-- GIVEN RECORDS follows --
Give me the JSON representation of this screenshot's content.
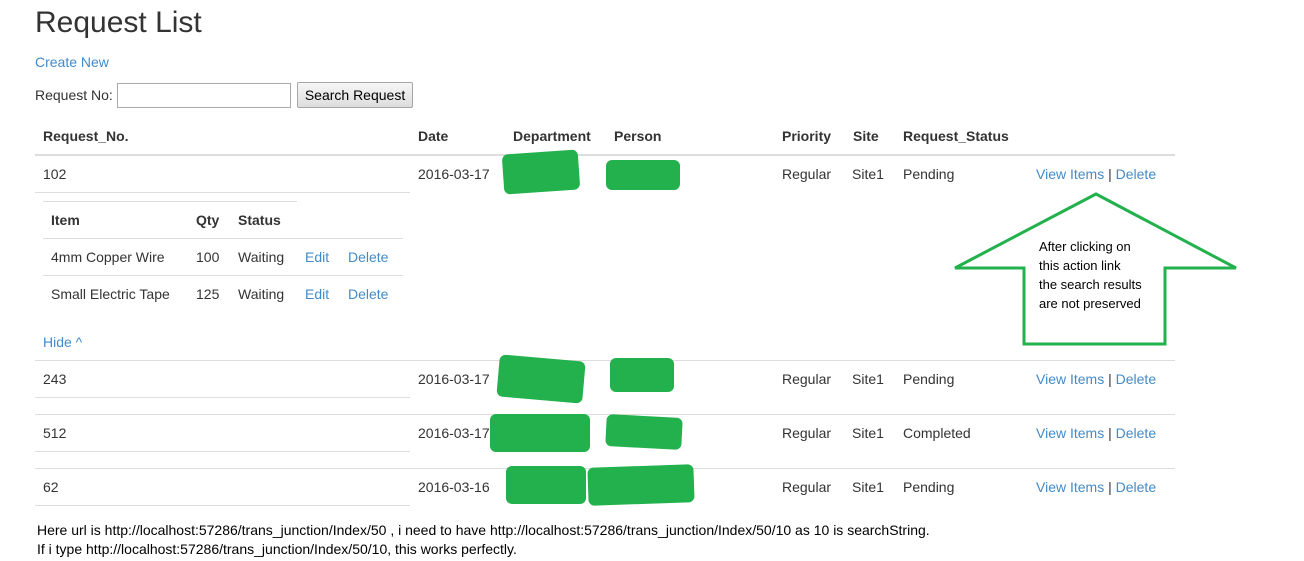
{
  "page": {
    "title": "Request List",
    "create_new": "Create New",
    "search_label": "Request No:",
    "search_value": "",
    "search_placeholder": "",
    "search_button": "Search Request"
  },
  "columns": [
    "Request_No.",
    "Date",
    "Department",
    "Person",
    "Priority",
    "Site",
    "Request_Status"
  ],
  "rows": [
    {
      "no": "102",
      "date": "2016-03-17",
      "priority": "Regular",
      "site": "Site1",
      "status": "Pending",
      "view": "View Items",
      "sep": "|",
      "delete": "Delete"
    },
    {
      "no": "243",
      "date": "2016-03-17",
      "priority": "Regular",
      "site": "Site1",
      "status": "Pending",
      "view": "View Items",
      "sep": "|",
      "delete": "Delete"
    },
    {
      "no": "512",
      "date": "2016-03-17",
      "priority": "Regular",
      "site": "Site1",
      "status": "Completed",
      "view": "View Items",
      "sep": "|",
      "delete": "Delete"
    },
    {
      "no": "62",
      "date": "2016-03-16",
      "priority": "Regular",
      "site": "Site1",
      "status": "Pending",
      "view": "View Items",
      "sep": "|",
      "delete": "Delete"
    }
  ],
  "items_table": {
    "columns": [
      "Item",
      "Qty",
      "Status"
    ],
    "rows": [
      {
        "item": "4mm Copper Wire",
        "qty": "100",
        "status": "Waiting",
        "edit": "Edit",
        "delete": "Delete"
      },
      {
        "item": "Small Electric Tape",
        "qty": "125",
        "status": "Waiting",
        "edit": "Edit",
        "delete": "Delete"
      }
    ],
    "hide": "Hide ^"
  },
  "annotation": {
    "lines": [
      "After clicking on",
      "this action link",
      "the search results",
      "are not preserved"
    ],
    "arrow_color": "#22b14c"
  },
  "notes": [
    "Here url is http://localhost:57286/trans_junction/Index/50 ,  i need to have http://localhost:57286/trans_junction/Index/50/10 as 10 is searchString.",
    "If i type  http://localhost:57286/trans_junction/Index/50/10, this works perfectly."
  ]
}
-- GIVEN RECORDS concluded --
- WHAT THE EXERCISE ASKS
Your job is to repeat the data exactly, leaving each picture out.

- WRITTEN ANSWER
Give me the JSON representation of this screenshot's content.
{
  "page": {
    "title": "Request List",
    "create_new": "Create New",
    "search_label": "Request No:",
    "search_value": "",
    "search_placeholder": "",
    "search_button": "Search Request"
  },
  "columns": [
    "Request_No.",
    "Date",
    "Department",
    "Person",
    "Priority",
    "Site",
    "Request_Status"
  ],
  "rows": [
    {
      "no": "102",
      "date": "2016-03-17",
      "priority": "Regular",
      "site": "Site1",
      "status": "Pending",
      "view": "View Items",
      "sep": "|",
      "delete": "Delete"
    },
    {
      "no": "243",
      "date": "2016-03-17",
      "priority": "Regular",
      "site": "Site1",
      "status": "Pending",
      "view": "View Items",
      "sep": "|",
      "delete": "Delete"
    },
    {
      "no": "512",
      "date": "2016-03-17",
      "priority": "Regular",
      "site": "Site1",
      "status": "Completed",
      "view": "View Items",
      "sep": "|",
      "delete": "Delete"
    },
    {
      "no": "62",
      "date": "2016-03-16",
      "priority": "Regular",
      "site": "Site1",
      "status": "Pending",
      "view": "View Items",
      "sep": "|",
      "delete": "Delete"
    }
  ],
  "items_table": {
    "columns": [
      "Item",
      "Qty",
      "Status"
    ],
    "rows": [
      {
        "item": "4mm Copper Wire",
        "qty": "100",
        "status": "Waiting",
        "edit": "Edit",
        "delete": "Delete"
      },
      {
        "item": "Small Electric Tape",
        "qty": "125",
        "status": "Waiting",
        "edit": "Edit",
        "delete": "Delete"
      }
    ],
    "hide": "Hide ^"
  },
  "annotation": {
    "lines": [
      "After clicking on",
      "this action link",
      "the search results",
      "are not preserved"
    ],
    "arrow_color": "#22b14c"
  },
  "notes": [
    "Here url is http://localhost:57286/trans_junction/Index/50 ,  i need to have http://localhost:57286/trans_junction/Index/50/10 as 10 is searchString.",
    "If i type  http://localhost:57286/trans_junction/Index/50/10, this works perfectly."
  ]
}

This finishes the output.